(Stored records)
—————

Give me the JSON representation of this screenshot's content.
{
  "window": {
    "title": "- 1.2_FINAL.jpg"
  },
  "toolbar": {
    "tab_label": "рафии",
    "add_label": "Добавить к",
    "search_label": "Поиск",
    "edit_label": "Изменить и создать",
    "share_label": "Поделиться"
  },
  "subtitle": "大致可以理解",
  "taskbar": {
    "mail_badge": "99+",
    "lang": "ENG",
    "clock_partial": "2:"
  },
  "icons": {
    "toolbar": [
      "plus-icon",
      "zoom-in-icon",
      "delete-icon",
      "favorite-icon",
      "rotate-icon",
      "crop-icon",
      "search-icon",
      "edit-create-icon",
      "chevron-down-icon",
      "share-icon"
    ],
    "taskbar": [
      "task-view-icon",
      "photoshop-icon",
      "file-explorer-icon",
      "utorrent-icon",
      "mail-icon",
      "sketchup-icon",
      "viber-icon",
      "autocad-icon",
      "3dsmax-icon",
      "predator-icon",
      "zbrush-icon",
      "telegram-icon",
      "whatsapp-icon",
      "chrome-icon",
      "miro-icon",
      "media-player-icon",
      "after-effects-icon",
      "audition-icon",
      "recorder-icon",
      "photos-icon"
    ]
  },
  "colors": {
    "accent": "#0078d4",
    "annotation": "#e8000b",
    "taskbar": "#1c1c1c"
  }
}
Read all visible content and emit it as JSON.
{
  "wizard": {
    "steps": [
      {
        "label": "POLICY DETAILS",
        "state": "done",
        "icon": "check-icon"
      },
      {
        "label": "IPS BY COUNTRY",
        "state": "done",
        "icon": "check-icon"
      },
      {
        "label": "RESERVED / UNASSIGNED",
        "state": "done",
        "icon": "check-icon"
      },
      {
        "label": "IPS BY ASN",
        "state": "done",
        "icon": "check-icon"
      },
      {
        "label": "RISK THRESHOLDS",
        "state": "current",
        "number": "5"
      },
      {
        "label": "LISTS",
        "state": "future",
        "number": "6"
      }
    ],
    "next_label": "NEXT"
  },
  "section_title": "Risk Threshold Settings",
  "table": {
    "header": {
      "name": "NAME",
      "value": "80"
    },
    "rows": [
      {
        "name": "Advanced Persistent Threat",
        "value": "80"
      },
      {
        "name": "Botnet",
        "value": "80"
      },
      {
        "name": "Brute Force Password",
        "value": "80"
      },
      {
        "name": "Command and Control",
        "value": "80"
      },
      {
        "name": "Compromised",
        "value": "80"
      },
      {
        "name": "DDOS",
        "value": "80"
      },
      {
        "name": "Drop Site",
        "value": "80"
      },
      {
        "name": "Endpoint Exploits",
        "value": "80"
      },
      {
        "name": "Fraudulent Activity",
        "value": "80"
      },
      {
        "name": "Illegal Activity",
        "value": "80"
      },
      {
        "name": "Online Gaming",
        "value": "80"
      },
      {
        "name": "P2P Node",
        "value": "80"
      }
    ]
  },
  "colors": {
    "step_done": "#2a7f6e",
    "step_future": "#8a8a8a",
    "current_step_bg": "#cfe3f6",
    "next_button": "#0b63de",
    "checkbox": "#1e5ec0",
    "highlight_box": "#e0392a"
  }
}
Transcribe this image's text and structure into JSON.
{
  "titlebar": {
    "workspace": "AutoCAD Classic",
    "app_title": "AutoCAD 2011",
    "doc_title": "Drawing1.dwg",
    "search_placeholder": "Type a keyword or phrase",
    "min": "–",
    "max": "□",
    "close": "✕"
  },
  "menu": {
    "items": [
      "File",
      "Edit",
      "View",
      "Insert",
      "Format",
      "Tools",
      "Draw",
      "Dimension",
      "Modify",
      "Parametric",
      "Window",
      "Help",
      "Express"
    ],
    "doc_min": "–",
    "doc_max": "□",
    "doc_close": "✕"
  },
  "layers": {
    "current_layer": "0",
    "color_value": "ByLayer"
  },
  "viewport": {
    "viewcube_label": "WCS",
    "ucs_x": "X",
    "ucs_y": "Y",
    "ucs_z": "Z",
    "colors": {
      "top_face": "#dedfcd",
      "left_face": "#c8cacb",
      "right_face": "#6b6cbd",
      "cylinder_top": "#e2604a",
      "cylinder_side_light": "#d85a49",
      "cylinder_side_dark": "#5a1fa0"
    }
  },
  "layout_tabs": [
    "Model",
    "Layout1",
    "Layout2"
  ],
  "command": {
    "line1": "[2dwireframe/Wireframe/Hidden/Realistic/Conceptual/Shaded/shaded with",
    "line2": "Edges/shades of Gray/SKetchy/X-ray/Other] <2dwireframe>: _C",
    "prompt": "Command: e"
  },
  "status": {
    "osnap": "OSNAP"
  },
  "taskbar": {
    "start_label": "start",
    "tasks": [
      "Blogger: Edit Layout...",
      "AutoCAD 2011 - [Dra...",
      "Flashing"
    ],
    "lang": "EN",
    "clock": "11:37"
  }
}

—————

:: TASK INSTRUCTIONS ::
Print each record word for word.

:: TASK OUTPUT ::
Give me the JSON representation of this screenshot's content.
{
  "window": {
    "title": "- 1.2_FINAL.jpg"
  },
  "toolbar": {
    "tab_label": "рафии",
    "add_label": "Добавить к",
    "search_label": "Поиск",
    "edit_label": "Изменить и создать",
    "share_label": "Поделиться"
  },
  "subtitle": "大致可以理解",
  "taskbar": {
    "mail_badge": "99+",
    "lang": "ENG",
    "clock_partial": "2:"
  },
  "icons": {
    "toolbar": [
      "plus-icon",
      "zoom-in-icon",
      "delete-icon",
      "favorite-icon",
      "rotate-icon",
      "crop-icon",
      "search-icon",
      "edit-create-icon",
      "chevron-down-icon",
      "share-icon"
    ],
    "taskbar": [
      "task-view-icon",
      "photoshop-icon",
      "file-explorer-icon",
      "utorrent-icon",
      "mail-icon",
      "sketchup-icon",
      "viber-icon",
      "autocad-icon",
      "3dsmax-icon",
      "predator-icon",
      "zbrush-icon",
      "telegram-icon",
      "whatsapp-icon",
      "chrome-icon",
      "miro-icon",
      "media-player-icon",
      "after-effects-icon",
      "audition-icon",
      "recorder-icon",
      "photos-icon"
    ]
  },
  "colors": {
    "accent": "#0078d4",
    "annotation": "#e8000b",
    "taskbar": "#1c1c1c"
  }
}
Read all visible content and emit it as JSON.
{
  "wizard": {
    "steps": [
      {
        "label": "POLICY DETAILS",
        "state": "done",
        "icon": "check-icon"
      },
      {
        "label": "IPS BY COUNTRY",
        "state": "done",
        "icon": "check-icon"
      },
      {
        "label": "RESERVED / UNASSIGNED",
        "state": "done",
        "icon": "check-icon"
      },
      {
        "label": "IPS BY ASN",
        "state": "done",
        "icon": "check-icon"
      },
      {
        "label": "RISK THRESHOLDS",
        "state": "current",
        "number": "5"
      },
      {
        "label": "LISTS",
        "state": "future",
        "number": "6"
      }
    ],
    "next_label": "NEXT"
  },
  "section_title": "Risk Threshold Settings",
  "table": {
    "header": {
      "name": "NAME",
      "value": "80"
    },
    "rows": [
      {
        "name": "Advanced Persistent Threat",
        "value": "80"
      },
      {
        "name": "Botnet",
        "value": "80"
      },
      {
        "name": "Brute Force Password",
        "value": "80"
      },
      {
        "name": "Command and Control",
        "value": "80"
      },
      {
        "name": "Compromised",
        "value": "80"
      },
      {
        "name": "DDOS",
        "value": "80"
      },
      {
        "name": "Drop Site",
        "value": "80"
      },
      {
        "name": "Endpoint Exploits",
        "value": "80"
      },
      {
        "name": "Fraudulent Activity",
        "value": "80"
      },
      {
        "name": "Illegal Activity",
        "value": "80"
      },
      {
        "name": "Online Gaming",
        "value": "80"
      },
      {
        "name": "P2P Node",
        "value": "80"
      }
    ]
  },
  "colors": {
    "step_done": "#2a7f6e",
    "step_future": "#8a8a8a",
    "current_step_bg": "#cfe3f6",
    "next_button": "#0b63de",
    "checkbox": "#1e5ec0",
    "highlight_box": "#e0392a"
  }
}
Transcribe this image's text and structure into JSON.
{
  "titlebar": {
    "workspace": "AutoCAD Classic",
    "app_title": "AutoCAD 2011",
    "doc_title": "Drawing1.dwg",
    "search_placeholder": "Type a keyword or phrase",
    "min": "–",
    "max": "□",
    "close": "✕"
  },
  "menu": {
    "items": [
      "File",
      "Edit",
      "View",
      "Insert",
      "Format",
      "Tools",
      "Draw",
      "Dimension",
      "Modify",
      "Parametric",
      "Window",
      "Help",
      "Express"
    ],
    "doc_min": "–",
    "doc_max": "□",
    "doc_close": "✕"
  },
  "layers": {
    "current_layer": "0",
    "color_value": "ByLayer"
  },
  "viewport": {
    "viewcube_label": "WCS",
    "ucs_x": "X",
    "ucs_y": "Y",
    "ucs_z": "Z",
    "colors": {
      "top_face": "#dedfcd",
      "left_face": "#c8cacb",
      "right_face": "#6b6cbd",
      "cylinder_top": "#e2604a",
      "cylinder_side_light": "#d85a49",
      "cylinder_side_dark": "#5a1fa0"
    }
  },
  "layout_tabs": [
    "Model",
    "Layout1",
    "Layout2"
  ],
  "command": {
    "line1": "[2dwireframe/Wireframe/Hidden/Realistic/Conceptual/Shaded/shaded with",
    "line2": "Edges/shades of Gray/SKetchy/X-ray/Other] <2dwireframe>: _C",
    "prompt": "Command: e"
  },
  "status": {
    "osnap": "OSNAP"
  },
  "taskbar": {
    "start_label": "start",
    "tasks": [
      "Blogger: Edit Layout...",
      "AutoCAD 2011 - [Dra...",
      "Flashing"
    ],
    "lang": "EN",
    "clock": "11:37"
  }
}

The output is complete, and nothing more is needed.